> **Your goal**: Write out every entry once more, character for character.

> **Data**:
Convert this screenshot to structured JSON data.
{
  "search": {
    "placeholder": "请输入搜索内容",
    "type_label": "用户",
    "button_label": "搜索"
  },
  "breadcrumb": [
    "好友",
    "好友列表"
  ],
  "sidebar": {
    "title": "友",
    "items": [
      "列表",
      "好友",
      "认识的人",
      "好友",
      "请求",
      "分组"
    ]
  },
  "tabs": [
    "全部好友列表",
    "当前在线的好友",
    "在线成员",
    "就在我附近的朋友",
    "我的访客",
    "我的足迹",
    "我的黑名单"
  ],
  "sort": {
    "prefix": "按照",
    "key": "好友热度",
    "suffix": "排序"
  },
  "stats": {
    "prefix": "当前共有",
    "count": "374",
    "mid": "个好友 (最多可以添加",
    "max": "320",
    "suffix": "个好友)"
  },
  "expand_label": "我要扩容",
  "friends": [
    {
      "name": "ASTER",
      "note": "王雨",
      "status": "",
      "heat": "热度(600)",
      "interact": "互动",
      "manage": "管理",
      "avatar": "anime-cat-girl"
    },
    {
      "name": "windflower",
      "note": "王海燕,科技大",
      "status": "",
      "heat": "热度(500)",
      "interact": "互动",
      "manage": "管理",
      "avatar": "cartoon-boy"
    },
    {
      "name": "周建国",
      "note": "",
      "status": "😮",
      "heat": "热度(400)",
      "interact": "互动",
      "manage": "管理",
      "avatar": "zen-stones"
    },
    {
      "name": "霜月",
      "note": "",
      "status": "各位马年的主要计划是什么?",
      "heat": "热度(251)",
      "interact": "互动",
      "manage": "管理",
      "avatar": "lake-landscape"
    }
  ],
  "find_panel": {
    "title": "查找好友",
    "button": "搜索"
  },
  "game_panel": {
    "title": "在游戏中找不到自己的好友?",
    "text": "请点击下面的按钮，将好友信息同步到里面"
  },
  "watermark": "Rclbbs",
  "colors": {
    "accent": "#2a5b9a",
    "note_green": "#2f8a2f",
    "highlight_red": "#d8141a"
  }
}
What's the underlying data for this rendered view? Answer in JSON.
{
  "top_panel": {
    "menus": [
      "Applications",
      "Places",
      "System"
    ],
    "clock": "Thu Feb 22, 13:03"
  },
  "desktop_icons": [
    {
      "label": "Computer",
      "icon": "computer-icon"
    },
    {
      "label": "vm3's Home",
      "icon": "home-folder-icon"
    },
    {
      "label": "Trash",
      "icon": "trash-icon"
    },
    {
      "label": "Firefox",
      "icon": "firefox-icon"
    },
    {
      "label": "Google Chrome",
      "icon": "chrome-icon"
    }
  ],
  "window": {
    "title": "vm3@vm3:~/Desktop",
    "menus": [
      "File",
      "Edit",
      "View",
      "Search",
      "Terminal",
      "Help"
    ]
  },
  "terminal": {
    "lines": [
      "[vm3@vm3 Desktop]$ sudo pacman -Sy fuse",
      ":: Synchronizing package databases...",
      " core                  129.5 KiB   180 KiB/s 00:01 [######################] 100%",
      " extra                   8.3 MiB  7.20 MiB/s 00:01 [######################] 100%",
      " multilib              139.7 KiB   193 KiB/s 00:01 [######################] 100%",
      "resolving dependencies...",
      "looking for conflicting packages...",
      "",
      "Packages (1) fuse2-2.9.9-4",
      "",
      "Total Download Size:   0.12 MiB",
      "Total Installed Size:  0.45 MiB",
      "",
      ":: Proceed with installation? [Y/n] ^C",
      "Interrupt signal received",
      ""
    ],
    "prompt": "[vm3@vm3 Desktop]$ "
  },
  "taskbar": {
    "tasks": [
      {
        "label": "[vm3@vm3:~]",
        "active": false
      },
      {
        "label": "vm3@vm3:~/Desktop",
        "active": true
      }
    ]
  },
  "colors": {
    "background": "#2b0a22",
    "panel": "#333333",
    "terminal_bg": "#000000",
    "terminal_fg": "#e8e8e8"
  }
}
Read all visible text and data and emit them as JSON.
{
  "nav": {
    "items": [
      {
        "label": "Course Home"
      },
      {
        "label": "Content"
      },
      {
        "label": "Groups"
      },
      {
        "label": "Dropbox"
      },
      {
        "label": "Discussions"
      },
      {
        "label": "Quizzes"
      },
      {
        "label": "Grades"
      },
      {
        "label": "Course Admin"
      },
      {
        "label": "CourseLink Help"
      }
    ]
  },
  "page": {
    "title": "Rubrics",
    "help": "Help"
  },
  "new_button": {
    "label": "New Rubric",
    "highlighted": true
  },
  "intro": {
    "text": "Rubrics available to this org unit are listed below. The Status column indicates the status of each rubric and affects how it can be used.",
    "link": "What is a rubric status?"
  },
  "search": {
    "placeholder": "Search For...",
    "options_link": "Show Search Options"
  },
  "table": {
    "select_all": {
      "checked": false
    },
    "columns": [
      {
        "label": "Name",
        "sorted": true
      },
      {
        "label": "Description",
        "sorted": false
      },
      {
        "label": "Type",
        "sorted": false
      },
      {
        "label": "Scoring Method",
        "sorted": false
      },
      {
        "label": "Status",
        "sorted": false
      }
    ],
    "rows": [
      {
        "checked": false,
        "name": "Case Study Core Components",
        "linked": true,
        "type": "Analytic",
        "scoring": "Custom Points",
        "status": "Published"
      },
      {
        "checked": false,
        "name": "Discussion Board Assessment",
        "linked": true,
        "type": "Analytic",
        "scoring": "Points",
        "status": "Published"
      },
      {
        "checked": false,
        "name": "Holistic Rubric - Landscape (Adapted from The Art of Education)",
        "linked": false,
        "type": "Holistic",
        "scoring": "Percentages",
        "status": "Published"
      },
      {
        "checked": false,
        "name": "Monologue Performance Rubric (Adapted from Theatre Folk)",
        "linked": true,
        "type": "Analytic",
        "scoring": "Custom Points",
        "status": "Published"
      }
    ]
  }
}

> **Task response**:
Convert this screenshot to structured JSON data.
{
  "search": {
    "placeholder": "请输入搜索内容",
    "type_label": "用户",
    "button_label": "搜索"
  },
  "breadcrumb": [
    "好友",
    "好友列表"
  ],
  "sidebar": {
    "title": "友",
    "items": [
      "列表",
      "好友",
      "认识的人",
      "好友",
      "请求",
      "分组"
    ]
  },
  "tabs": [
    "全部好友列表",
    "当前在线的好友",
    "在线成员",
    "就在我附近的朋友",
    "我的访客",
    "我的足迹",
    "我的黑名单"
  ],
  "sort": {
    "prefix": "按照",
    "key": "好友热度",
    "suffix": "排序"
  },
  "stats": {
    "prefix": "当前共有",
    "count": "374",
    "mid": "个好友 (最多可以添加",
    "max": "320",
    "suffix": "个好友)"
  },
  "expand_label": "我要扩容",
  "friends": [
    {
      "name": "ASTER",
      "note": "王雨",
      "status": "",
      "heat": "热度(600)",
      "interact": "互动",
      "manage": "管理",
      "avatar": "anime-cat-girl"
    },
    {
      "name": "windflower",
      "note": "王海燕,科技大",
      "status": "",
      "heat": "热度(500)",
      "interact": "互动",
      "manage": "管理",
      "avatar": "cartoon-boy"
    },
    {
      "name": "周建国",
      "note": "",
      "status": "😮",
      "heat": "热度(400)",
      "interact": "互动",
      "manage": "管理",
      "avatar": "zen-stones"
    },
    {
      "name": "霜月",
      "note": "",
      "status": "各位马年的主要计划是什么?",
      "heat": "热度(251)",
      "interact": "互动",
      "manage": "管理",
      "avatar": "lake-landscape"
    }
  ],
  "find_panel": {
    "title": "查找好友",
    "button": "搜索"
  },
  "game_panel": {
    "title": "在游戏中找不到自己的好友?",
    "text": "请点击下面的按钮，将好友信息同步到里面"
  },
  "watermark": "Rclbbs",
  "colors": {
    "accent": "#2a5b9a",
    "note_green": "#2f8a2f",
    "highlight_red": "#d8141a"
  }
}
What's the underlying data for this rendered view? Answer in JSON.
{
  "top_panel": {
    "menus": [
      "Applications",
      "Places",
      "System"
    ],
    "clock": "Thu Feb 22, 13:03"
  },
  "desktop_icons": [
    {
      "label": "Computer",
      "icon": "computer-icon"
    },
    {
      "label": "vm3's Home",
      "icon": "home-folder-icon"
    },
    {
      "label": "Trash",
      "icon": "trash-icon"
    },
    {
      "label": "Firefox",
      "icon": "firefox-icon"
    },
    {
      "label": "Google Chrome",
      "icon": "chrome-icon"
    }
  ],
  "window": {
    "title": "vm3@vm3:~/Desktop",
    "menus": [
      "File",
      "Edit",
      "View",
      "Search",
      "Terminal",
      "Help"
    ]
  },
  "terminal": {
    "lines": [
      "[vm3@vm3 Desktop]$ sudo pacman -Sy fuse",
      ":: Synchronizing package databases...",
      " core                  129.5 KiB   180 KiB/s 00:01 [######################] 100%",
      " extra                   8.3 MiB  7.20 MiB/s 00:01 [######################] 100%",
      " multilib              139.7 KiB   193 KiB/s 00:01 [######################] 100%",
      "resolving dependencies...",
      "looking for conflicting packages...",
      "",
      "Packages (1) fuse2-2.9.9-4",
      "",
      "Total Download Size:   0.12 MiB",
      "Total Installed Size:  0.45 MiB",
      "",
      ":: Proceed with installation? [Y/n] ^C",
      "Interrupt signal received",
      ""
    ],
    "prompt": "[vm3@vm3 Desktop]$ "
  },
  "taskbar": {
    "tasks": [
      {
        "label": "[vm3@vm3:~]",
        "active": false
      },
      {
        "label": "vm3@vm3:~/Desktop",
        "active": true
      }
    ]
  },
  "colors": {
    "background": "#2b0a22",
    "panel": "#333333",
    "terminal_bg": "#000000",
    "terminal_fg": "#e8e8e8"
  }
}
Read all visible text and data and emit them as JSON.
{
  "nav": {
    "items": [
      {
        "label": "Course Home"
      },
      {
        "label": "Content"
      },
      {
        "label": "Groups"
      },
      {
        "label": "Dropbox"
      },
      {
        "label": "Discussions"
      },
      {
        "label": "Quizzes"
      },
      {
        "label": "Grades"
      },
      {
        "label": "Course Admin"
      },
      {
        "label": "CourseLink Help"
      }
    ]
  },
  "page": {
    "title": "Rubrics",
    "help": "Help"
  },
  "new_button": {
    "label": "New Rubric",
    "highlighted": true
  },
  "intro": {
    "text": "Rubrics available to this org unit are listed below. The Status column indicates the status of each rubric and affects how it can be used.",
    "link": "What is a rubric status?"
  },
  "search": {
    "placeholder": "Search For...",
    "options_link": "Show Search Options"
  },
  "table": {
    "select_all": {
      "checked": false
    },
    "columns": [
      {
        "label": "Name",
        "sorted": true
      },
      {
        "label": "Description",
        "sorted": false
      },
      {
        "label": "Type",
        "sorted": false
      },
      {
        "label": "Scoring Method",
        "sorted": false
      },
      {
        "label": "Status",
        "sorted": false
      }
    ],
    "rows": [
      {
        "checked": false,
        "name": "Case Study Core Components",
        "linked": true,
        "type": "Analytic",
        "scoring": "Custom Points",
        "status": "Published"
      },
      {
        "checked": false,
        "name": "Discussion Board Assessment",
        "linked": true,
        "type": "Analytic",
        "scoring": "Points",
        "status": "Published"
      },
      {
        "checked": false,
        "name": "Holistic Rubric - Landscape (Adapted from The Art of Education)",
        "linked": false,
        "type": "Holistic",
        "scoring": "Percentages",
        "status": "Published"
      },
      {
        "checked": false,
        "name": "Monologue Performance Rubric (Adapted from Theatre Folk)",
        "linked": true,
        "type": "Analytic",
        "scoring": "Custom Points",
        "status": "Published"
      }
    ]
  }
}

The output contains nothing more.